## TRY IT:
The full listing, start to finish: write it out again exactly.

━━━━━ THE INPUT

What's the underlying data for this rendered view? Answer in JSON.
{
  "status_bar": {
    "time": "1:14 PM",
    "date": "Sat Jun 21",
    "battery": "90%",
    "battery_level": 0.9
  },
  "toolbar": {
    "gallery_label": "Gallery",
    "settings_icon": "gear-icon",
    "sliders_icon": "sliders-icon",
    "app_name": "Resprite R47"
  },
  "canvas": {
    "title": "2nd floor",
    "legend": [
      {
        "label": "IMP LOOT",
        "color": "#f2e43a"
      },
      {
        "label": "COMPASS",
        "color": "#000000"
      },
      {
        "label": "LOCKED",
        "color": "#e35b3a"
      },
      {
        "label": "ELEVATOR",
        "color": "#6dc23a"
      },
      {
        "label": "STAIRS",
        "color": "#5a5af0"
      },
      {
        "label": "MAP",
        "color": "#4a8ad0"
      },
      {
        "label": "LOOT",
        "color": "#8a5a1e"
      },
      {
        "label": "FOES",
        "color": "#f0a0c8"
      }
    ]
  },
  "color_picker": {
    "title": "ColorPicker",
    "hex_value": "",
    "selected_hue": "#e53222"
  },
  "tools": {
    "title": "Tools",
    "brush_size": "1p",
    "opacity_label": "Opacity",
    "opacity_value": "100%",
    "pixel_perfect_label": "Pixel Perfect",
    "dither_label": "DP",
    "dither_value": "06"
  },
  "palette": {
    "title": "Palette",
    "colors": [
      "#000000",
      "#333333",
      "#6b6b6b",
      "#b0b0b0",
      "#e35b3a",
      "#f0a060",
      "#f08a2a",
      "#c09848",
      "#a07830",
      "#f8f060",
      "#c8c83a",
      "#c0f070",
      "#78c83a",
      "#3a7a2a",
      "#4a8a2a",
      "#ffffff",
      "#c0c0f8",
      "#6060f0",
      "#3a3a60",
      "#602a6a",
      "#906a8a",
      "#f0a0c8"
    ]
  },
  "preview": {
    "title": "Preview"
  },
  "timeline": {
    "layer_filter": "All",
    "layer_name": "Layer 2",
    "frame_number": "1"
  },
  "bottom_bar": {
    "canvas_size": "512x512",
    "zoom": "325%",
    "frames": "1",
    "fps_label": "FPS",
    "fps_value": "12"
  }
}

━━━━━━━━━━

## RESPONSE TO THIS EXERCISE:
What's the underlying data for this rendered view? Answer in JSON.
{
  "status_bar": {
    "time": "1:14 PM",
    "date": "Sat Jun 21",
    "battery": "90%",
    "battery_level": 0.9
  },
  "toolbar": {
    "gallery_label": "Gallery",
    "settings_icon": "gear-icon",
    "sliders_icon": "sliders-icon",
    "app_name": "Resprite R47"
  },
  "canvas": {
    "title": "2nd floor",
    "legend": [
      {
        "label": "IMP LOOT",
        "color": "#f2e43a"
      },
      {
        "label": "COMPASS",
        "color": "#000000"
      },
      {
        "label": "LOCKED",
        "color": "#e35b3a"
      },
      {
        "label": "ELEVATOR",
        "color": "#6dc23a"
      },
      {
        "label": "STAIRS",
        "color": "#5a5af0"
      },
      {
        "label": "MAP",
        "color": "#4a8ad0"
      },
      {
        "label": "LOOT",
        "color": "#8a5a1e"
      },
      {
        "label": "FOES",
        "color": "#f0a0c8"
      }
    ]
  },
  "color_picker": {
    "title": "ColorPicker",
    "hex_value": "",
    "selected_hue": "#e53222"
  },
  "tools": {
    "title": "Tools",
    "brush_size": "1p",
    "opacity_label": "Opacity",
    "opacity_value": "100%",
    "pixel_perfect_label": "Pixel Perfect",
    "dither_label": "DP",
    "dither_value": "06"
  },
  "palette": {
    "title": "Palette",
    "colors": [
      "#000000",
      "#333333",
      "#6b6b6b",
      "#b0b0b0",
      "#e35b3a",
      "#f0a060",
      "#f08a2a",
      "#c09848",
      "#a07830",
      "#f8f060",
      "#c8c83a",
      "#c0f070",
      "#78c83a",
      "#3a7a2a",
      "#4a8a2a",
      "#ffffff",
      "#c0c0f8",
      "#6060f0",
      "#3a3a60",
      "#602a6a",
      "#906a8a",
      "#f0a0c8"
    ]
  },
  "preview": {
    "title": "Preview"
  },
  "timeline": {
    "layer_filter": "All",
    "layer_name": "Layer 2",
    "frame_number": "1"
  },
  "bottom_bar": {
    "canvas_size": "512x512",
    "zoom": "325%",
    "frames": "1",
    "fps_label": "FPS",
    "fps_value": "12"
  }
}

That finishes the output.